Some popular fill-rate limited benchmarks are the recently adopted Unreal timedemo test and Quake2 Demo1.dm2, provided it is run at a high enough resolution (800x600 should do for 'most everything but Voodoo2 SLI) Unreal, which uses three pass rendering is probably the biggest fill-rate hog of any game currently in the market. What does three pass rendering mean? This means that on cards which do not support any special dual-pass / clock rendering, it will take three times as long to render a pixel in Unreal, than a pixel, in, Forsaken, lets say. Obviously, Unreal is very fill-rate limited. Quake2's demo1.dm2 is also a relatively fill-rate limited benchmark. Since Quake2 uses two-pass rendering, most 3D accelerators' fill-rates are already cut in half (when compared to peak fill-rate in single pass games). Though Quake2's demo1.dm2 does not expose the fill-rate limit of most cards as clearly as Unreal timedemo, when running at a sufficiently high resolution, demo1.dm2 can be used to differentiate between the fill-rates of different 3D accelerators.

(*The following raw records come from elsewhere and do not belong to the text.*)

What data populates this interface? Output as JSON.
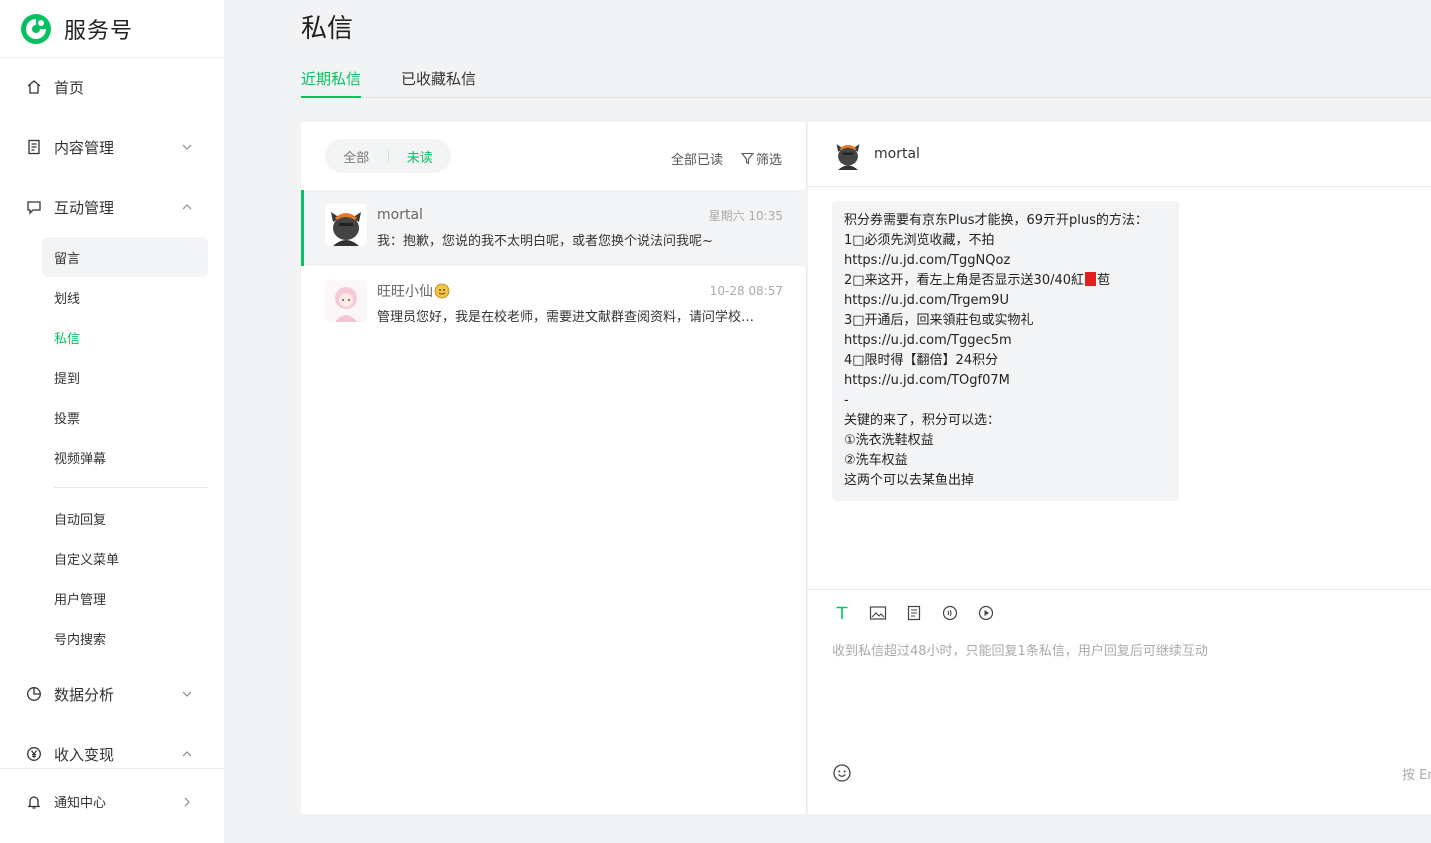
{
  "app": {
    "name": "服务号",
    "brand_color": "#07c160"
  },
  "sidebar": {
    "home": "首页",
    "content_mgmt": "内容管理",
    "interact_mgmt": "互动管理",
    "interact_items": [
      "留言",
      "划线",
      "私信",
      "提到",
      "投票",
      "视频弹幕"
    ],
    "other_items": [
      "自动回复",
      "自定义菜单",
      "用户管理",
      "号内搜索"
    ],
    "data_analysis": "数据分析",
    "monetize": "收入变现",
    "notify": "通知中心",
    "active_item": "私信",
    "selected_item": "留言"
  },
  "main": {
    "title": "私信",
    "tabs": [
      "近期私信",
      "已收藏私信"
    ],
    "active_tab": "近期私信"
  },
  "list": {
    "filter_all": "全部",
    "filter_unread": "未读",
    "mark_all_read": "全部已读",
    "filter_label": "筛选",
    "conversations": [
      {
        "name": "mortal",
        "time": "星期六 10:35",
        "preview": "我：抱歉，您说的我不太明白呢，或者您换个说法问我呢~",
        "selected": true
      },
      {
        "name": "旺旺小仙",
        "time": "10-28 08:57",
        "preview": "管理员您好，我是在校老师，需要进文献群查阅资料，请问学校…",
        "selected": false
      }
    ]
  },
  "chat": {
    "name": "mortal",
    "message_lines": [
      "积分券需要有京东Plus才能换，69亓开plus的方法：",
      "1\u0000必须先浏览收藏，不拍",
      "https://u.jd.com/TggNQoz",
      "2\u0000来这开，看左上角是否显示送30/40紅",
      "https://u.jd.com/Trgem9U",
      "3\u0000开通后，回来領莊包或实物礼",
      "https://u.jd.com/Tggec5m",
      "4\u0000限时得【翻倍】24积分",
      "https://u.jd.com/TOgf07M",
      "-",
      "关键的来了，积分可以选：",
      "①洗衣洗鞋权益",
      "②洗车权益",
      "这两个可以去某鱼出掉"
    ],
    "composer_placeholder": "收到私信超过48小时，只能回复1条私信，用户回复后可继续互动",
    "send_hint": "按 Enter 发送"
  }
}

Recognizing a Fill Rate Limited Benchmark
Perhaps the most important thing which you will hopefully learn in this article is HOW to analyze benchmark results and tell whether or not they reflect the fill-rate limits of video cards, or some other bottleneck (these other bottlenecks will be discussed in the next few pages) In order to recognize fill-rate limited benchmarks, it is necessary to analyze results generated from a fill-rate limited benchmark. Our fill-rate limited benchmark results will consist of a fill-rate limited benchmark run at various CPU speeds (i.e. pumping different amounts of data to the card) Since a fill-rate limited benchmark is (you guessed it) fill-rate limited, no matter how much data is pumped to the card, once you hit the fill-rate limit, the FPS will REMAIN THE SAME.

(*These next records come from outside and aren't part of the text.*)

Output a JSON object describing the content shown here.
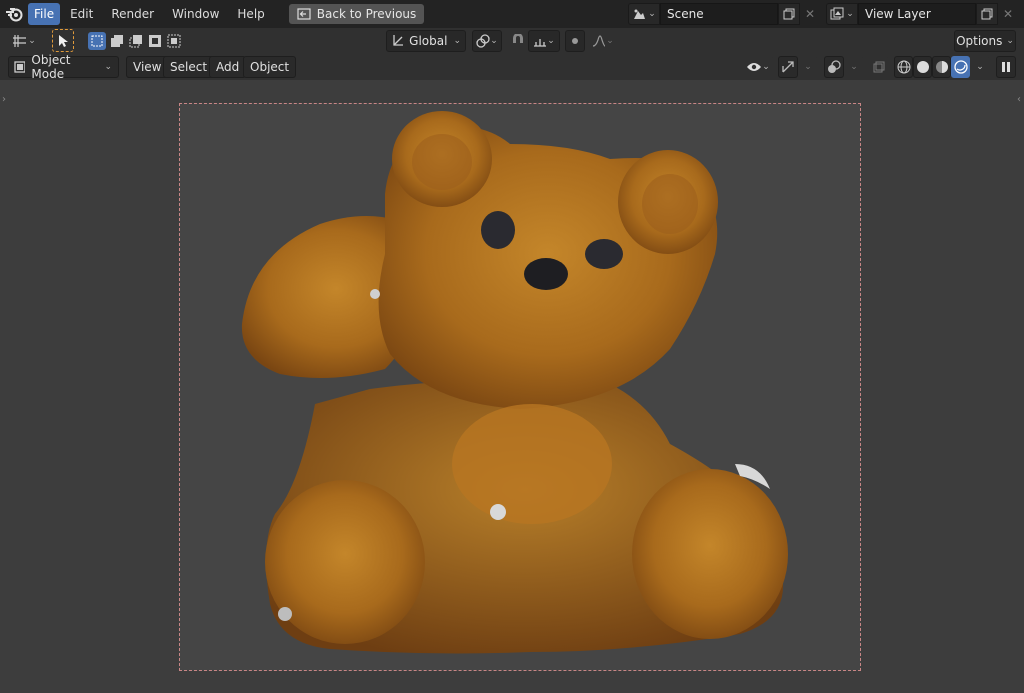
{
  "topbar": {
    "menus": [
      "File",
      "Edit",
      "Render",
      "Window",
      "Help"
    ],
    "back_button": "Back to Previous",
    "scene": {
      "label": "Scene"
    },
    "view_layer": {
      "label": "View Layer"
    }
  },
  "toolbar": {
    "orientation": "Global",
    "options": "Options"
  },
  "header": {
    "mode": "Object Mode",
    "menus": [
      "View",
      "Select",
      "Add",
      "Object"
    ]
  },
  "colors": {
    "accent": "#4772b3",
    "camera_frame": "#c98686",
    "viewport_bg": "#3d3d3d",
    "bear": "#b5781f"
  }
}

The ideal Case
What was described above was the ideal case. In the ideal (theoretical) case, the 3D accelerator will scale linearly with CPU speed until the fill-rate limit is reached. At this point the graph, let's call it f(x), comparing FPS vs CPU Speed, will become a horizontal line, with a slope of zero. Of course, this is never really the case. Since most cards have latencies, driver issues, etc. an effective fill-rate limit is reached before the absolute fill-rate limit.
The real world situation

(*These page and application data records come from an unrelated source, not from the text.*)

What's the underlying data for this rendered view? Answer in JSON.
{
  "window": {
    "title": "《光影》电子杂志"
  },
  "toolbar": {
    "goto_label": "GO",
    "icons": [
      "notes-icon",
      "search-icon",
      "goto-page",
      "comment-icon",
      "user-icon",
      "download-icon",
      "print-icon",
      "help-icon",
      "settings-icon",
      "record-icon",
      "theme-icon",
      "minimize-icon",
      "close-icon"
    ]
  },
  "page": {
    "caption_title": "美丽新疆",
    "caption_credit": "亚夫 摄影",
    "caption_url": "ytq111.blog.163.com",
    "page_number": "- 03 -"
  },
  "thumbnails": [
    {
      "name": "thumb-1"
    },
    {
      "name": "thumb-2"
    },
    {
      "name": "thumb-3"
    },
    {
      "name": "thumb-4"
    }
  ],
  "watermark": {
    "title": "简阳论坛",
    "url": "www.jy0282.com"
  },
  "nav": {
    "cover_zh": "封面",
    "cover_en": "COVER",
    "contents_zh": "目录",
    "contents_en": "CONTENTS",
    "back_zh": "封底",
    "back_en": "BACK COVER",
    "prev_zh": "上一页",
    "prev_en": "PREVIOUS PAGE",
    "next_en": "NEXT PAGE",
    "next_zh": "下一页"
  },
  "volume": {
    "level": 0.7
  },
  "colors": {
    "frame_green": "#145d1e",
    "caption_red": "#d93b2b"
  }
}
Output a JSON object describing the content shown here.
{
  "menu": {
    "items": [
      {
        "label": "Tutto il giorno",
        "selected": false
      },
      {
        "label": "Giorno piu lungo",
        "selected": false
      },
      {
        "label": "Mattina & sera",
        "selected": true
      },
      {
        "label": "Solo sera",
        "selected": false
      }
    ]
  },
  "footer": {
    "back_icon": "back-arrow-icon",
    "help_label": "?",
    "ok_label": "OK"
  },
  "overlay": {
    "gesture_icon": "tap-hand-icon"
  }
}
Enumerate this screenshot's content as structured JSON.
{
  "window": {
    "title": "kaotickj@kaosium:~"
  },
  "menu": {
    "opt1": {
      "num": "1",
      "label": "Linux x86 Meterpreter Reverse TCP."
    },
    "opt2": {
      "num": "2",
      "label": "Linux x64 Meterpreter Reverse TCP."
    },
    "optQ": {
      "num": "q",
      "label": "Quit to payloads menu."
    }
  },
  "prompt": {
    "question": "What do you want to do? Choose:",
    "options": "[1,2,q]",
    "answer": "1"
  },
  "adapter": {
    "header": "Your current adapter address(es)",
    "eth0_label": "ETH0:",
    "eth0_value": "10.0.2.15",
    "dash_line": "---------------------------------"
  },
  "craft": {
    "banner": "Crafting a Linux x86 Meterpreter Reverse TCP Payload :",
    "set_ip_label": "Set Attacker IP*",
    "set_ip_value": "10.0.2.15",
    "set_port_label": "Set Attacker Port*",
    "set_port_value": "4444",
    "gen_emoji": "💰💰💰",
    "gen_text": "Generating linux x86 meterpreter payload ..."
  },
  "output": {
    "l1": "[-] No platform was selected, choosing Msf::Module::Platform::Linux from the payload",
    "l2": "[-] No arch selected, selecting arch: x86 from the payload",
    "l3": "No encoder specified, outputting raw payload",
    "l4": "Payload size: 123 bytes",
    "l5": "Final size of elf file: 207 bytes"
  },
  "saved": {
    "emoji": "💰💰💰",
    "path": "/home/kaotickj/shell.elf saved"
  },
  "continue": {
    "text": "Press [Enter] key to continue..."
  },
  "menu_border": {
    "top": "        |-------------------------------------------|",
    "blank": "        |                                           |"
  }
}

In "real life", As we begin to approach the absolute fill-rate limit of the accelerator, we will notice that the improvement in performance as we increase CPU speed (i.e. increase the amount of Data we feed) is decreasing. This can be summarized using a little mathematics notation by: f ' ' (x) < 0. (Where f(x) is the function of Frames per second vs CPU speed) For those of you who do not know simple calculus, f ' ' (x) is read 'f double prime of X'. What you really need to know is that f ' ' (x) [Which is the slope of the tangent line to the function of the slope of the tangent line to the function f(x)] is that it equals the acceleration at any given point on the function f(x). So what we mean by saying f ' ' (x) < 0 is that the acceleration is negative. (This means that speed (actually velocity) is decreasing) In our case, this means that the rate at which Frames/sec is increasing is decreasing. I hope I didn't lose anyone there... Anyway, below is a graph showing an results from running a fill-rate limited test (demo1.dm2) with the Riva 128ZX (@800x600, where it is fill-rate limited) with various speed Pentium IIs. (233,266,300,350 and 400mhz)
f ' ' (x) is obviously negative, as you can see from the graph. This verifies the information above, regarding real world fill-rate limit expectations. Unreal benchmarks coming as soon as OpenGL and D3D drivers mature more... So, what happens when the results don't fit the curve shown above? This probably means that the test is not fill-rate limited, but something else instead. The next type of benchmark I will talk about is Geometry (CPU) limited benchmark.